WORK INSTRUCTION: Working from the entries below, tally each line that holds "person". Give the tally and nothing else.

--- RECORDS FOR THIS EXERCISE Enclosed Below ---

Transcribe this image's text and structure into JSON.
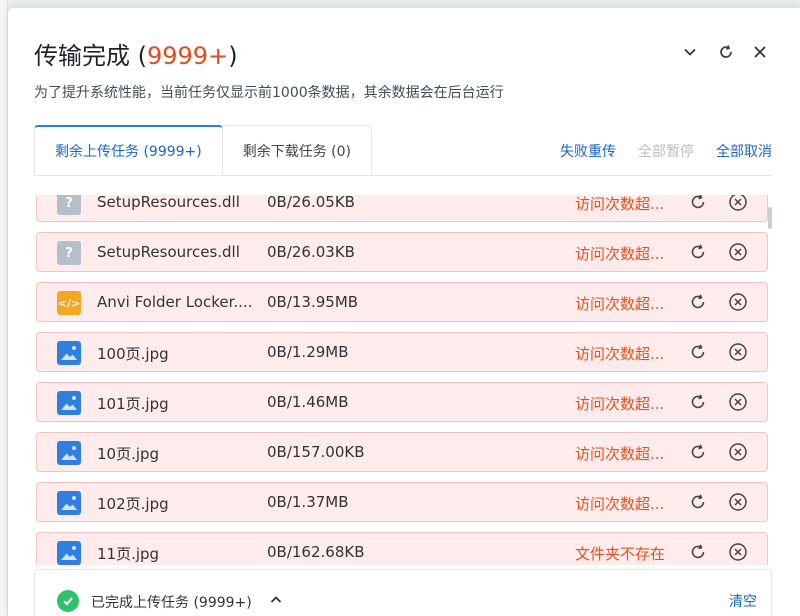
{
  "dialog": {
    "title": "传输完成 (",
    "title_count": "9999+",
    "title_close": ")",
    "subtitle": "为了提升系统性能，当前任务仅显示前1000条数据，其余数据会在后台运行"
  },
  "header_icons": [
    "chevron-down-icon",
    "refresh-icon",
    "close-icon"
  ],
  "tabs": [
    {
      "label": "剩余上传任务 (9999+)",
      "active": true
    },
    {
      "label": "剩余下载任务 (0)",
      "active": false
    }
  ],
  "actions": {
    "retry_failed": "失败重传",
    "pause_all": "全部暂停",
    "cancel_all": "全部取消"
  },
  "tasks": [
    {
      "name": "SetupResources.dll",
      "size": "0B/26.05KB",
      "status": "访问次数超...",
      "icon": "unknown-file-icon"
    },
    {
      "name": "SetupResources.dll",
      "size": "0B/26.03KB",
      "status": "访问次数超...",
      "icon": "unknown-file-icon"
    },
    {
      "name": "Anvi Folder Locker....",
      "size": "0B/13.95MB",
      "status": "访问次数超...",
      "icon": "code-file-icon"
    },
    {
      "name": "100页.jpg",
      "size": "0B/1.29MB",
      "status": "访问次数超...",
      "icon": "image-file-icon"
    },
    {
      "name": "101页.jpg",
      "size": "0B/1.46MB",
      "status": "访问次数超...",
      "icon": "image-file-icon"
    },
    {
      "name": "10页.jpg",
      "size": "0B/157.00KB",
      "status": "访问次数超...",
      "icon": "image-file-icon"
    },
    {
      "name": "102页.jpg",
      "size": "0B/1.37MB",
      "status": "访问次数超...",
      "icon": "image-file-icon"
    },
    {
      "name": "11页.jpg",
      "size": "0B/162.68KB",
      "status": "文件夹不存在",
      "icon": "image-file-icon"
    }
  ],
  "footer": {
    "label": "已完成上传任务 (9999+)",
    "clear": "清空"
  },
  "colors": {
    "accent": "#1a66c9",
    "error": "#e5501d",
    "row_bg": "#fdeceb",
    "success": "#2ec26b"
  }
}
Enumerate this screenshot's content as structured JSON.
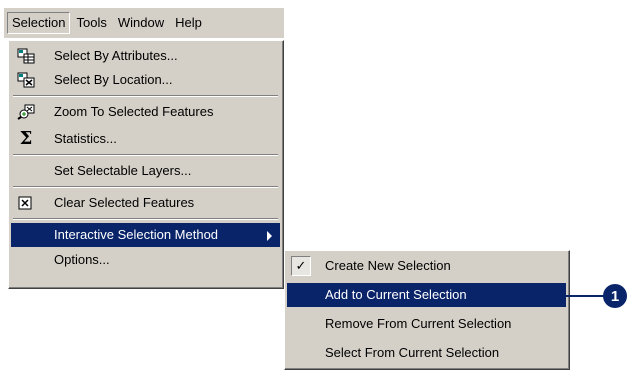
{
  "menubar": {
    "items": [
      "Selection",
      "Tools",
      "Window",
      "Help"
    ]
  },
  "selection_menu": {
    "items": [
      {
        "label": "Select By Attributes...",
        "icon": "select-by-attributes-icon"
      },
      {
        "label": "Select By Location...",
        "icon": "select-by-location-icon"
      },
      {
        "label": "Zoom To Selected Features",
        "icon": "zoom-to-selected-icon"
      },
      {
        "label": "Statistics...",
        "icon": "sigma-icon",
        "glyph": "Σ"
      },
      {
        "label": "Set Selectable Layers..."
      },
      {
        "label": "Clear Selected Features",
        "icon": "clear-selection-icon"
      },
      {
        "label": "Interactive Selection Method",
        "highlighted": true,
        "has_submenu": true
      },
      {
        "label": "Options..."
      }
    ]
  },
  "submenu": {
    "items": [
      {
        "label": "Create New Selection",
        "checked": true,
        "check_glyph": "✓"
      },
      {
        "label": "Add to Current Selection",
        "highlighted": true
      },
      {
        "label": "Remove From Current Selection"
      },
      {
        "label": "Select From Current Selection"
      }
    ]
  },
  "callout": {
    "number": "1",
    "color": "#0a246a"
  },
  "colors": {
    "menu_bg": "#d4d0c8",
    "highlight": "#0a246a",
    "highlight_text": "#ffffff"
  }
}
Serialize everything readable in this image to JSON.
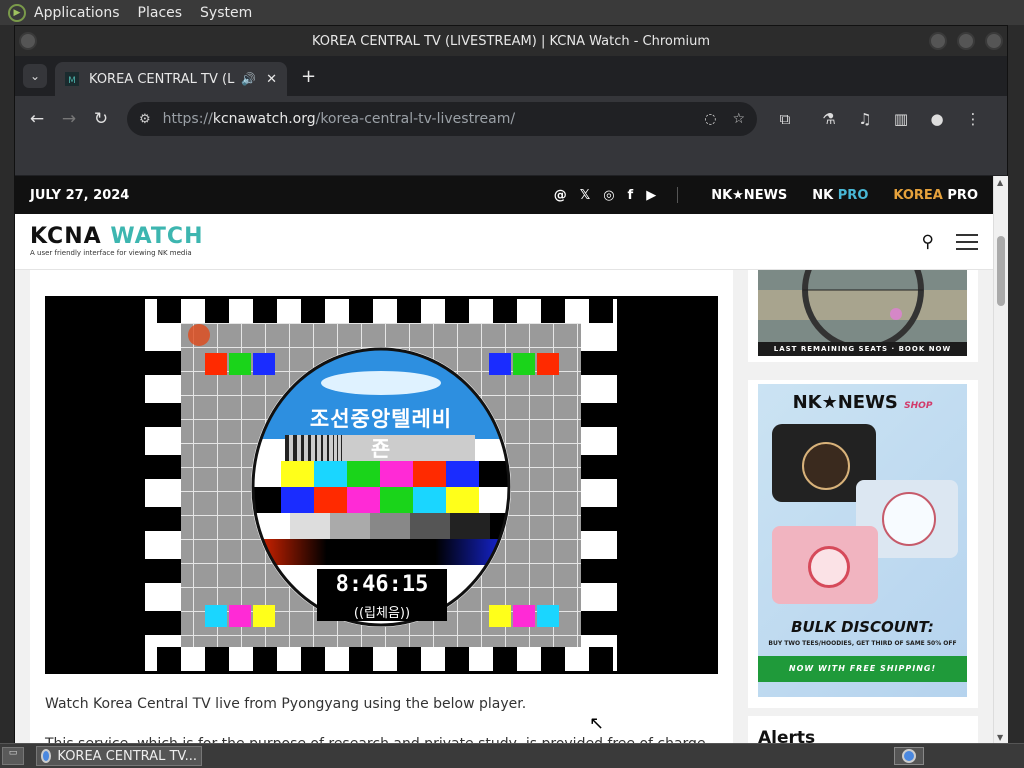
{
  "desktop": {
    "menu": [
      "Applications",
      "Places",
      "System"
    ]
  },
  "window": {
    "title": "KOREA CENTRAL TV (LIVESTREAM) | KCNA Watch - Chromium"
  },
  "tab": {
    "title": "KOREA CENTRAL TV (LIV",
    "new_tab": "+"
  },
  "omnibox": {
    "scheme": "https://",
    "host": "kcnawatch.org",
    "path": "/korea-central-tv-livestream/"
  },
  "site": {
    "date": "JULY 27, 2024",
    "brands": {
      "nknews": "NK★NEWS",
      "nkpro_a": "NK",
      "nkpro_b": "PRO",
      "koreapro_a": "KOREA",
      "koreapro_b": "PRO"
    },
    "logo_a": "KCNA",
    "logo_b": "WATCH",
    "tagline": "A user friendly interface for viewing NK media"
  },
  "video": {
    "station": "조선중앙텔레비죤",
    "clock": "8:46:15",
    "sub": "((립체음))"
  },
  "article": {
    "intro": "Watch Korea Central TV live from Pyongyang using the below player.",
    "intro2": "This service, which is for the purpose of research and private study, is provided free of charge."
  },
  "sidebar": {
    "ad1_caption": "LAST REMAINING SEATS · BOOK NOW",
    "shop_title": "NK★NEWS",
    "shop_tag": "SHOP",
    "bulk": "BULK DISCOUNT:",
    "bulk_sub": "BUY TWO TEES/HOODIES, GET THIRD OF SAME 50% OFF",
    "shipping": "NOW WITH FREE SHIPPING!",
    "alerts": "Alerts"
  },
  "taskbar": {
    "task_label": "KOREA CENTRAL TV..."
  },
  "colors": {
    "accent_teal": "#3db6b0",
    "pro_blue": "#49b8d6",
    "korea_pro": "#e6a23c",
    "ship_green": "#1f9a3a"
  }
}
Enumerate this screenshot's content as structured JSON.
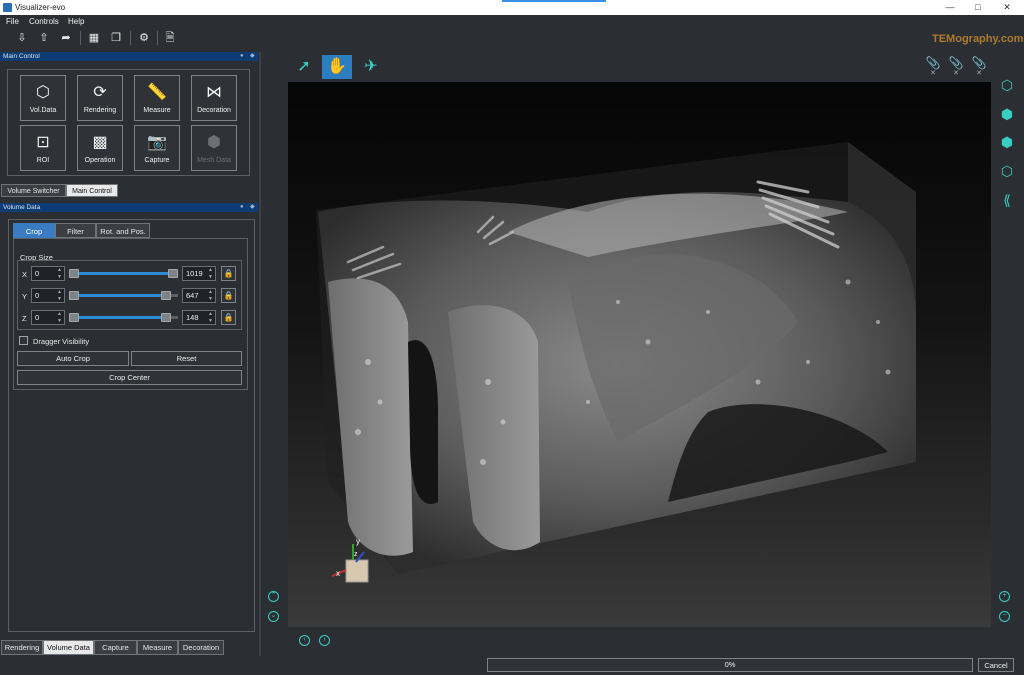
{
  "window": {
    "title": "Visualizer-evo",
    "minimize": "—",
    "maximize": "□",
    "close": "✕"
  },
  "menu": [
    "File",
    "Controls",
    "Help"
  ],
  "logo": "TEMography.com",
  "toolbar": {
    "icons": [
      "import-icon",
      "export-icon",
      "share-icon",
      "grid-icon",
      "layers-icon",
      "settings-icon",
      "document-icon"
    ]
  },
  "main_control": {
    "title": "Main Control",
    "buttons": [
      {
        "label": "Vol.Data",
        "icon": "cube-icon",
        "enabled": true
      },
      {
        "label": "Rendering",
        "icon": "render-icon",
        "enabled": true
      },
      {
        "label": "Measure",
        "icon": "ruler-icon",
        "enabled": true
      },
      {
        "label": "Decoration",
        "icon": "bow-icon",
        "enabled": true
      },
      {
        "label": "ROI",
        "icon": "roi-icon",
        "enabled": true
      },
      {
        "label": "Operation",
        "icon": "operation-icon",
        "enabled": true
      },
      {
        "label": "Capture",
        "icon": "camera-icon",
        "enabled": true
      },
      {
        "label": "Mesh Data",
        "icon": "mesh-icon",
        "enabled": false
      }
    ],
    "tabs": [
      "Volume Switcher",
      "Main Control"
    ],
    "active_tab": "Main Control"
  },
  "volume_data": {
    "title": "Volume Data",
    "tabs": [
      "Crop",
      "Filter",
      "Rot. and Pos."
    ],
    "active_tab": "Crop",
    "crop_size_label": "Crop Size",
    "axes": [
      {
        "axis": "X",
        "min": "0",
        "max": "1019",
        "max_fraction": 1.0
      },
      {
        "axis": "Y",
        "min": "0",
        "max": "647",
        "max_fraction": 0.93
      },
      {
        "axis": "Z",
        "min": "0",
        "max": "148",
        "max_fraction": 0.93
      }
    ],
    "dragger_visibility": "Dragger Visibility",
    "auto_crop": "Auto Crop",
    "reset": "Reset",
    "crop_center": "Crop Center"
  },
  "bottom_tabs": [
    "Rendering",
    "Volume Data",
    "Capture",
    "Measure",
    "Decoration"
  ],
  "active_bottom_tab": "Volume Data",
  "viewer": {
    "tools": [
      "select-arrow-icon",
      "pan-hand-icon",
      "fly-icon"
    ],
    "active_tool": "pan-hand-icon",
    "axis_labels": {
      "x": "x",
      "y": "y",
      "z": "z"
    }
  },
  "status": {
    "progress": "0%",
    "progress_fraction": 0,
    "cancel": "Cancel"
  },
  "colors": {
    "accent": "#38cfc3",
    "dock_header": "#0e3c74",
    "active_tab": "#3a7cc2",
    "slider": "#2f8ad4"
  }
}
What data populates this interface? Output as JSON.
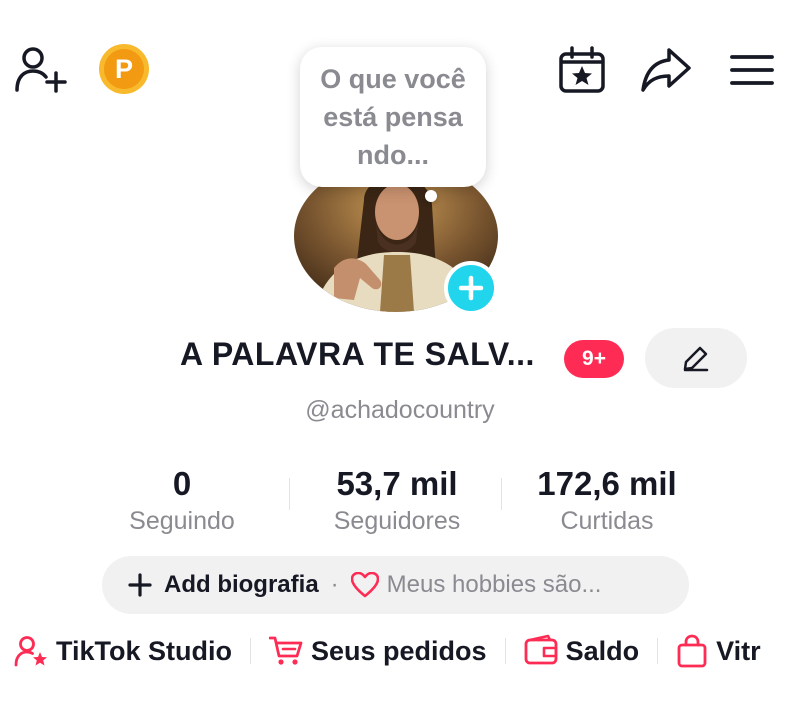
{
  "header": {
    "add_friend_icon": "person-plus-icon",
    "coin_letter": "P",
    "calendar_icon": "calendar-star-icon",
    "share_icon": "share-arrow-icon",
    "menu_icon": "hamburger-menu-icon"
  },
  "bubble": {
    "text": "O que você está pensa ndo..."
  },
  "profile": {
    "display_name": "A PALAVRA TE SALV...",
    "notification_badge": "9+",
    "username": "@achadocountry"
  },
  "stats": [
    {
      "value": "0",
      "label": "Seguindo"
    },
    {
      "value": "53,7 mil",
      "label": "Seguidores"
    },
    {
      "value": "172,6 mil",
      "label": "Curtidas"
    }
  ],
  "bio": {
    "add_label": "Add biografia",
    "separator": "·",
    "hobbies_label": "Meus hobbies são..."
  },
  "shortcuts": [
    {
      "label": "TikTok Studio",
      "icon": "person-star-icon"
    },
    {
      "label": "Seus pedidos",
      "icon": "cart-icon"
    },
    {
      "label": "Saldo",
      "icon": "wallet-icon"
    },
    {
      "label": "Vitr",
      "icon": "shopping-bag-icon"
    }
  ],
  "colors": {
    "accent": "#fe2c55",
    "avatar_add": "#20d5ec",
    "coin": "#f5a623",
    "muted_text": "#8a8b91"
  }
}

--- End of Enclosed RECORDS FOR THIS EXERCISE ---

WORKED SOLUTION: 2